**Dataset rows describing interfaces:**

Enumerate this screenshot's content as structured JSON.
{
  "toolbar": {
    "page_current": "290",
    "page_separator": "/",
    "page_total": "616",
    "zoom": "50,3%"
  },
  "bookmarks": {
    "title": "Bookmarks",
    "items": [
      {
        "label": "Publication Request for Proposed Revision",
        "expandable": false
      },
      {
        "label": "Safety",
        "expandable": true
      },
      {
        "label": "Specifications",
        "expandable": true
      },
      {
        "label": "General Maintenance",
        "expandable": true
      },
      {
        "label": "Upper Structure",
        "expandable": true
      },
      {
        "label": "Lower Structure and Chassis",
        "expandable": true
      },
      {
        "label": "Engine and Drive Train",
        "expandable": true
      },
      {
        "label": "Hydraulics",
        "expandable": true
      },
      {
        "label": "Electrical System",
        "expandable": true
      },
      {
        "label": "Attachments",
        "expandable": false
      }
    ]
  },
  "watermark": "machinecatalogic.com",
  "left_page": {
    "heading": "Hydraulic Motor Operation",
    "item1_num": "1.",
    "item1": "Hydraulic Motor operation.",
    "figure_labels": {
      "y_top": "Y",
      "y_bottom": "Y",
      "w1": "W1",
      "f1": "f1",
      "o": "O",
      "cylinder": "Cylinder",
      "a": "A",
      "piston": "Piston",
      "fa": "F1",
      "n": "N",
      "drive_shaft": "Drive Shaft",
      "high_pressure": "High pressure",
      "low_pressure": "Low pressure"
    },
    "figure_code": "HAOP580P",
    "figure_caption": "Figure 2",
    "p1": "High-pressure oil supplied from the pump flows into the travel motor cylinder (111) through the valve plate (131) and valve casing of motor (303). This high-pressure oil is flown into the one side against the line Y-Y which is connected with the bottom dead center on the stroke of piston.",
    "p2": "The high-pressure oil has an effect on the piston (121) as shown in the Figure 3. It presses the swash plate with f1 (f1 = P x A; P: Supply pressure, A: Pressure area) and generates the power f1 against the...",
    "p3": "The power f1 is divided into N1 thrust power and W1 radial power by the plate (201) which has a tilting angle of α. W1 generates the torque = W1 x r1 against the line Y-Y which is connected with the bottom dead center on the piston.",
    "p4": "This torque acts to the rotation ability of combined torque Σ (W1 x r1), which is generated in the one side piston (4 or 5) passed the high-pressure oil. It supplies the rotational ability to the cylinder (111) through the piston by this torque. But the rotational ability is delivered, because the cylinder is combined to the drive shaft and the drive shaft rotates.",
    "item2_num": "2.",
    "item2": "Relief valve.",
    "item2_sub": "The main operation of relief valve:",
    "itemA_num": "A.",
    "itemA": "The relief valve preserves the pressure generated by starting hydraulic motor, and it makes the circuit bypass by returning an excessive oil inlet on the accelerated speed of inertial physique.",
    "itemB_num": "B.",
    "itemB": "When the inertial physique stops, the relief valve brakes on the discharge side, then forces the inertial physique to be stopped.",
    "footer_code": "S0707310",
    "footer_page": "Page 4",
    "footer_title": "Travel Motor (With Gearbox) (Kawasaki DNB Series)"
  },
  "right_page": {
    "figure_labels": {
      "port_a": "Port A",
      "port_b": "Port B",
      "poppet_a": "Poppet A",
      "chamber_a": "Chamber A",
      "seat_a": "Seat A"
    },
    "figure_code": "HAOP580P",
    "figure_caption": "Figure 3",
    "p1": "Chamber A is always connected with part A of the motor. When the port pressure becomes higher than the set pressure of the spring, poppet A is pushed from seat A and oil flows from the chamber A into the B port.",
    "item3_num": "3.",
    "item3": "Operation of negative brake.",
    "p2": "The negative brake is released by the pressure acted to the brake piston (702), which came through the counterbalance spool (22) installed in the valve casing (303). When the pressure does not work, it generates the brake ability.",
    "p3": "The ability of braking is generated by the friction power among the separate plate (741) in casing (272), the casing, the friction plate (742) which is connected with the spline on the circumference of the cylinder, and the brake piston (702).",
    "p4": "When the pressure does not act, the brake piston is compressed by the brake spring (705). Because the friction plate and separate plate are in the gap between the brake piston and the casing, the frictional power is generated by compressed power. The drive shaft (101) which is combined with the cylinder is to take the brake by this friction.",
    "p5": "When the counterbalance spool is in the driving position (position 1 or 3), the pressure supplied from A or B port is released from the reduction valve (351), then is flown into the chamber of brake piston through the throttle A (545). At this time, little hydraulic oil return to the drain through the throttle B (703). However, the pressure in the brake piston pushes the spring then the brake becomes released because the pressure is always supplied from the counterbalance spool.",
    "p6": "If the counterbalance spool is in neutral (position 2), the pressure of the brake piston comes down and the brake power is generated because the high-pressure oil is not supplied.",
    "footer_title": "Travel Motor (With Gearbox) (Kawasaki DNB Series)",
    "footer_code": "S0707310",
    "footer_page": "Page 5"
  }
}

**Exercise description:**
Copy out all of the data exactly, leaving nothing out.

**Task response:**
Enumerate this screenshot's content as structured JSON.
{
  "toolbar": {
    "page_current": "290",
    "page_separator": "/",
    "page_total": "616",
    "zoom": "50,3%"
  },
  "bookmarks": {
    "title": "Bookmarks",
    "items": [
      {
        "label": "Publication Request for Proposed Revision",
        "expandable": false
      },
      {
        "label": "Safety",
        "expandable": true
      },
      {
        "label": "Specifications",
        "expandable": true
      },
      {
        "label": "General Maintenance",
        "expandable": true
      },
      {
        "label": "Upper Structure",
        "expandable": true
      },
      {
        "label": "Lower Structure and Chassis",
        "expandable": true
      },
      {
        "label": "Engine and Drive Train",
        "expandable": true
      },
      {
        "label": "Hydraulics",
        "expandable": true
      },
      {
        "label": "Electrical System",
        "expandable": true
      },
      {
        "label": "Attachments",
        "expandable": false
      }
    ]
  },
  "watermark": "machinecatalogic.com",
  "left_page": {
    "heading": "Hydraulic Motor Operation",
    "item1_num": "1.",
    "item1": "Hydraulic Motor operation.",
    "figure_labels": {
      "y_top": "Y",
      "y_bottom": "Y",
      "w1": "W1",
      "f1": "f1",
      "o": "O",
      "cylinder": "Cylinder",
      "a": "A",
      "piston": "Piston",
      "fa": "F1",
      "n": "N",
      "drive_shaft": "Drive Shaft",
      "high_pressure": "High pressure",
      "low_pressure": "Low pressure"
    },
    "figure_code": "HAOP580P",
    "figure_caption": "Figure 2",
    "p1": "High-pressure oil supplied from the pump flows into the travel motor cylinder (111) through the valve plate (131) and valve casing of motor (303). This high-pressure oil is flown into the one side against the line Y-Y which is connected with the bottom dead center on the stroke of piston.",
    "p2": "The high-pressure oil has an effect on the piston (121) as shown in the Figure 3. It presses the swash plate with f1 (f1 = P x A; P: Supply pressure, A: Pressure area) and generates the power f1 against the...",
    "p3": "The power f1 is divided into N1 thrust power and W1 radial power by the plate (201) which has a tilting angle of α. W1 generates the torque = W1 x r1 against the line Y-Y which is connected with the bottom dead center on the piston.",
    "p4": "This torque acts to the rotation ability of combined torque Σ (W1 x r1), which is generated in the one side piston (4 or 5) passed the high-pressure oil. It supplies the rotational ability to the cylinder (111) through the piston by this torque. But the rotational ability is delivered, because the cylinder is combined to the drive shaft and the drive shaft rotates.",
    "item2_num": "2.",
    "item2": "Relief valve.",
    "item2_sub": "The main operation of relief valve:",
    "itemA_num": "A.",
    "itemA": "The relief valve preserves the pressure generated by starting hydraulic motor, and it makes the circuit bypass by returning an excessive oil inlet on the accelerated speed of inertial physique.",
    "itemB_num": "B.",
    "itemB": "When the inertial physique stops, the relief valve brakes on the discharge side, then forces the inertial physique to be stopped.",
    "footer_code": "S0707310",
    "footer_page": "Page 4",
    "footer_title": "Travel Motor (With Gearbox) (Kawasaki DNB Series)"
  },
  "right_page": {
    "figure_labels": {
      "port_a": "Port A",
      "port_b": "Port B",
      "poppet_a": "Poppet A",
      "chamber_a": "Chamber A",
      "seat_a": "Seat A"
    },
    "figure_code": "HAOP580P",
    "figure_caption": "Figure 3",
    "p1": "Chamber A is always connected with part A of the motor. When the port pressure becomes higher than the set pressure of the spring, poppet A is pushed from seat A and oil flows from the chamber A into the B port.",
    "item3_num": "3.",
    "item3": "Operation of negative brake.",
    "p2": "The negative brake is released by the pressure acted to the brake piston (702), which came through the counterbalance spool (22) installed in the valve casing (303). When the pressure does not work, it generates the brake ability.",
    "p3": "The ability of braking is generated by the friction power among the separate plate (741) in casing (272), the casing, the friction plate (742) which is connected with the spline on the circumference of the cylinder, and the brake piston (702).",
    "p4": "When the pressure does not act, the brake piston is compressed by the brake spring (705). Because the friction plate and separate plate are in the gap between the brake piston and the casing, the frictional power is generated by compressed power. The drive shaft (101) which is combined with the cylinder is to take the brake by this friction.",
    "p5": "When the counterbalance spool is in the driving position (position 1 or 3), the pressure supplied from A or B port is released from the reduction valve (351), then is flown into the chamber of brake piston through the throttle A (545). At this time, little hydraulic oil return to the drain through the throttle B (703). However, the pressure in the brake piston pushes the spring then the brake becomes released because the pressure is always supplied from the counterbalance spool.",
    "p6": "If the counterbalance spool is in neutral (position 2), the pressure of the brake piston comes down and the brake power is generated because the high-pressure oil is not supplied.",
    "footer_title": "Travel Motor (With Gearbox) (Kawasaki DNB Series)",
    "footer_code": "S0707310",
    "footer_page": "Page 5"
  }
}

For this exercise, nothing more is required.